In mid-July, a lightning storm passed through southern Oregon, igniting multiple fires in the drought-stressed forest in and around Crater Lake National Park. Firefighters quickly contained most of these fires, but several grew together and became the Timber Crater 6 Fire. It was projected to grow as large as 20,000 acres. But earlier fuels treatment projects conducted in the area allowed firefighters to pursue an aggressive full-suppression strategy, which kept the fire to just 3,100 acres.
Over the years, the Fremont-Winema National Forest and Crater Lake National Park have worked collaboratively on a variety of thinning and prescribed burning projects in the Antelope Desert area of the Chemult Ranger District.
The Timber Crater 6 Fire was burning in an area with heavy fuels with few breaks where firefighters could work safely. Fire behavior can be extreme under these conditions. But, the nearby treated areas gave firefighters safe ground to operate and respond under more favorable conditions. The treated areas were critical in keeping the wildfire shorter in duration, less costly, safer for firefighters, less threatening to private property, and with few smoke and economic impacts to local communities.
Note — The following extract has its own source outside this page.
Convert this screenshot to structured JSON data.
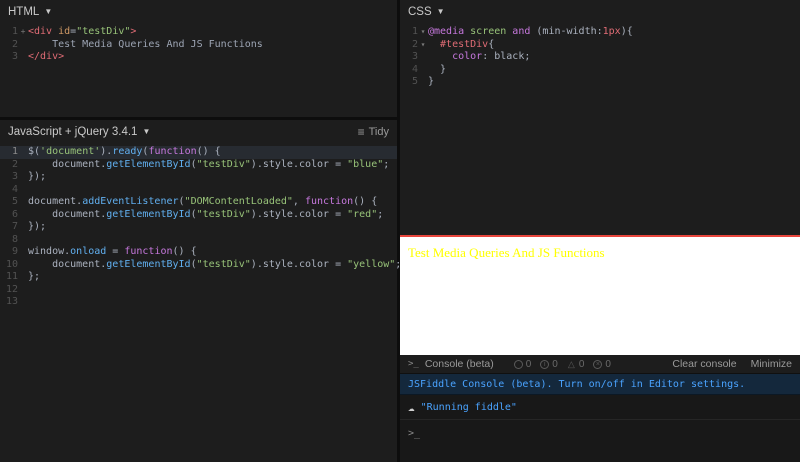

Often, firefighters need to do significant preparation before starting a burnout operation, including removing trees, chipping, and digging fire lines. The burned area, now cleared of potential fuels, can then serve a “fire break” against a advancing, larger fire.
Because the treated areas required little prep work, crews were able to move in quickly to conduct a burnout operation, and confining the most dangerous part of the fire and removing fuels in its path.
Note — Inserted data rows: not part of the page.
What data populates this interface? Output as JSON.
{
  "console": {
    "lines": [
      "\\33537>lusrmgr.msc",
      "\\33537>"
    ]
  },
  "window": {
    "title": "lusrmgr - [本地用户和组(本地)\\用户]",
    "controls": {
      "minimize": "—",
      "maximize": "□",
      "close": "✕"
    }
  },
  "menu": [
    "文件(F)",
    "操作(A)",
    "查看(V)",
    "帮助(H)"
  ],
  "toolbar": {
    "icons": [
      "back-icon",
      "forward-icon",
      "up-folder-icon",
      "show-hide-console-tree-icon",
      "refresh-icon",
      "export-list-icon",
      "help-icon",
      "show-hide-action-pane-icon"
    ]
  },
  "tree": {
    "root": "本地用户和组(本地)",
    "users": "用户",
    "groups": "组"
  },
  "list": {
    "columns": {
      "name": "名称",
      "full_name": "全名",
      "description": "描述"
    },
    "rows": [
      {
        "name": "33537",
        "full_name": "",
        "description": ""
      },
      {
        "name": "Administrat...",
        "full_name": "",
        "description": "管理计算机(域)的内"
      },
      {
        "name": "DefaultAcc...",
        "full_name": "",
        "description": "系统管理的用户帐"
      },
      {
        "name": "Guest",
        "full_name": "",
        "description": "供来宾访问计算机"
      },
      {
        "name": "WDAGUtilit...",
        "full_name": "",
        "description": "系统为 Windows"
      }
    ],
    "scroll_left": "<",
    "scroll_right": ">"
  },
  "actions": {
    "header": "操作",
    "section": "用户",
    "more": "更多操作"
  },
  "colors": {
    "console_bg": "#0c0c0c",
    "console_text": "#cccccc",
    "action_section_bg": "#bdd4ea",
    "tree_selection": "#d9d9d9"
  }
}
In less than three weeks, the Timber Crater 6 fire was confined to just 3,126 acres and many firefighters were freed up early to move on to other fires.
Old-growth Ponderosa pine trees were protected from high-intensity wildfire, no community evacuations were required, and this fire did not contribute to the longer duration smoke impacts that occurred across the region this season.
The Timber Crater 6 fire demonstrates the value of fuels treatment projects. Many areas across the Pacific Northwest, especially in the wildland urban interface, need thinning and prescribed burning to improve forest health and reduce wildfire risk.
That’s why the Forest Service is working closely with state partners and local communities to increase the number and size of these fuels reduction projects in conjunction with efforts to strengthen fire-adapted community preparedness.
Source information: USDA Forest Service – Pacific Northwest Region staff